**TASK DETAILS:**
Every line of the material must be copied exactly.

┌──

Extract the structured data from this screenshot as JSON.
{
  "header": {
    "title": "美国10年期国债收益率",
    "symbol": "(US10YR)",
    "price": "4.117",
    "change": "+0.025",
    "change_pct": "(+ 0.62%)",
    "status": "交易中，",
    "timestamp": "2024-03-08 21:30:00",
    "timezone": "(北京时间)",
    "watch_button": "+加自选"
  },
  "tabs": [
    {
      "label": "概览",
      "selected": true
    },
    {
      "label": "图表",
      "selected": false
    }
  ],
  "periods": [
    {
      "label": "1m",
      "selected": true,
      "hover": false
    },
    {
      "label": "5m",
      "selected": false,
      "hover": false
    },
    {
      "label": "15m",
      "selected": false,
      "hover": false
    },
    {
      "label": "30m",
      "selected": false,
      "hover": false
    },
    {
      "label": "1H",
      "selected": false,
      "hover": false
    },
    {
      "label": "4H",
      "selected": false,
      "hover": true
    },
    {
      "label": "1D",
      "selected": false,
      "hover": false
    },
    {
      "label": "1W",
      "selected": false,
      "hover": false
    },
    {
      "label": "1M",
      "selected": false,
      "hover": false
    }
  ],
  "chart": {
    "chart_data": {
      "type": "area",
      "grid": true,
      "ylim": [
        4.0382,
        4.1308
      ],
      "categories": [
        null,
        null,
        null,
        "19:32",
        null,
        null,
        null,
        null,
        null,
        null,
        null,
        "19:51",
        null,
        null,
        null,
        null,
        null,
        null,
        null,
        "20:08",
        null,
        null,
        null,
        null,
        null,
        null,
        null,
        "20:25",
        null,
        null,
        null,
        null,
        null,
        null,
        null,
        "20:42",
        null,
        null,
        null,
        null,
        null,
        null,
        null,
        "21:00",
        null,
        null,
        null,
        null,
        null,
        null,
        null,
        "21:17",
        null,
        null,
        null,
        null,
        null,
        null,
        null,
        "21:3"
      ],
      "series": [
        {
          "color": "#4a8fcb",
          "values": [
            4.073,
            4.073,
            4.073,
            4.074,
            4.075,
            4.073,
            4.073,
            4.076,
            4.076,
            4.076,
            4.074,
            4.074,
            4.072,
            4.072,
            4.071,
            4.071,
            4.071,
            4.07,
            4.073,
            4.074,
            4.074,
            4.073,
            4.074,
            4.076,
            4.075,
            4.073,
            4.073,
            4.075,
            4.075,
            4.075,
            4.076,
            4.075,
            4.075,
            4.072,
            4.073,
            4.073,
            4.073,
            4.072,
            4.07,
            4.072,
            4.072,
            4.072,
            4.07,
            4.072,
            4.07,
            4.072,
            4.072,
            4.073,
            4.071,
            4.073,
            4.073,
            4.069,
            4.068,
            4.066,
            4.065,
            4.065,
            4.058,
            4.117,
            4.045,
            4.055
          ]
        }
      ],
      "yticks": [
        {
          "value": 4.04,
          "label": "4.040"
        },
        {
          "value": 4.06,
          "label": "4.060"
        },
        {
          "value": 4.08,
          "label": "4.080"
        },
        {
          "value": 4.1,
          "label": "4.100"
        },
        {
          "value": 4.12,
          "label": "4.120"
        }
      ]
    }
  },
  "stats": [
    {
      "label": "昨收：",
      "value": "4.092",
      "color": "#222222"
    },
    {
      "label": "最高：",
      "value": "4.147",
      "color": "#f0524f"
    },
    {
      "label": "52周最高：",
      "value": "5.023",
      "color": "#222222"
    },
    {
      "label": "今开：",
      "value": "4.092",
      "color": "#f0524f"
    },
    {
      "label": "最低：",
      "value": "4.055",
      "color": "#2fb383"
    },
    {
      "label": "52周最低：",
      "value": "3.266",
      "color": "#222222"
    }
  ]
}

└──

**WRITTEN RESPONSE:**
Extract the structured data from this screenshot as JSON.
{
  "header": {
    "title": "美国10年期国债收益率",
    "symbol": "(US10YR)",
    "price": "4.117",
    "change": "+0.025",
    "change_pct": "(+ 0.62%)",
    "status": "交易中，",
    "timestamp": "2024-03-08 21:30:00",
    "timezone": "(北京时间)",
    "watch_button": "+加自选"
  },
  "tabs": [
    {
      "label": "概览",
      "selected": true
    },
    {
      "label": "图表",
      "selected": false
    }
  ],
  "periods": [
    {
      "label": "1m",
      "selected": true,
      "hover": false
    },
    {
      "label": "5m",
      "selected": false,
      "hover": false
    },
    {
      "label": "15m",
      "selected": false,
      "hover": false
    },
    {
      "label": "30m",
      "selected": false,
      "hover": false
    },
    {
      "label": "1H",
      "selected": false,
      "hover": false
    },
    {
      "label": "4H",
      "selected": false,
      "hover": true
    },
    {
      "label": "1D",
      "selected": false,
      "hover": false
    },
    {
      "label": "1W",
      "selected": false,
      "hover": false
    },
    {
      "label": "1M",
      "selected": false,
      "hover": false
    }
  ],
  "chart": {
    "chart_data": {
      "type": "area",
      "grid": true,
      "ylim": [
        4.0382,
        4.1308
      ],
      "categories": [
        null,
        null,
        null,
        "19:32",
        null,
        null,
        null,
        null,
        null,
        null,
        null,
        "19:51",
        null,
        null,
        null,
        null,
        null,
        null,
        null,
        "20:08",
        null,
        null,
        null,
        null,
        null,
        null,
        null,
        "20:25",
        null,
        null,
        null,
        null,
        null,
        null,
        null,
        "20:42",
        null,
        null,
        null,
        null,
        null,
        null,
        null,
        "21:00",
        null,
        null,
        null,
        null,
        null,
        null,
        null,
        "21:17",
        null,
        null,
        null,
        null,
        null,
        null,
        null,
        "21:3"
      ],
      "series": [
        {
          "color": "#4a8fcb",
          "values": [
            4.073,
            4.073,
            4.073,
            4.074,
            4.075,
            4.073,
            4.073,
            4.076,
            4.076,
            4.076,
            4.074,
            4.074,
            4.072,
            4.072,
            4.071,
            4.071,
            4.071,
            4.07,
            4.073,
            4.074,
            4.074,
            4.073,
            4.074,
            4.076,
            4.075,
            4.073,
            4.073,
            4.075,
            4.075,
            4.075,
            4.076,
            4.075,
            4.075,
            4.072,
            4.073,
            4.073,
            4.073,
            4.072,
            4.07,
            4.072,
            4.072,
            4.072,
            4.07,
            4.072,
            4.07,
            4.072,
            4.072,
            4.073,
            4.071,
            4.073,
            4.073,
            4.069,
            4.068,
            4.066,
            4.065,
            4.065,
            4.058,
            4.117,
            4.045,
            4.055
          ]
        }
      ],
      "yticks": [
        {
          "value": 4.04,
          "label": "4.040"
        },
        {
          "value": 4.06,
          "label": "4.060"
        },
        {
          "value": 4.08,
          "label": "4.080"
        },
        {
          "value": 4.1,
          "label": "4.100"
        },
        {
          "value": 4.12,
          "label": "4.120"
        }
      ]
    }
  },
  "stats": [
    {
      "label": "昨收：",
      "value": "4.092",
      "color": "#222222"
    },
    {
      "label": "最高：",
      "value": "4.147",
      "color": "#f0524f"
    },
    {
      "label": "52周最高：",
      "value": "5.023",
      "color": "#222222"
    },
    {
      "label": "今开：",
      "value": "4.092",
      "color": "#f0524f"
    },
    {
      "label": "最低：",
      "value": "4.055",
      "color": "#2fb383"
    },
    {
      "label": "52周最低：",
      "value": "3.266",
      "color": "#222222"
    }
  ]
}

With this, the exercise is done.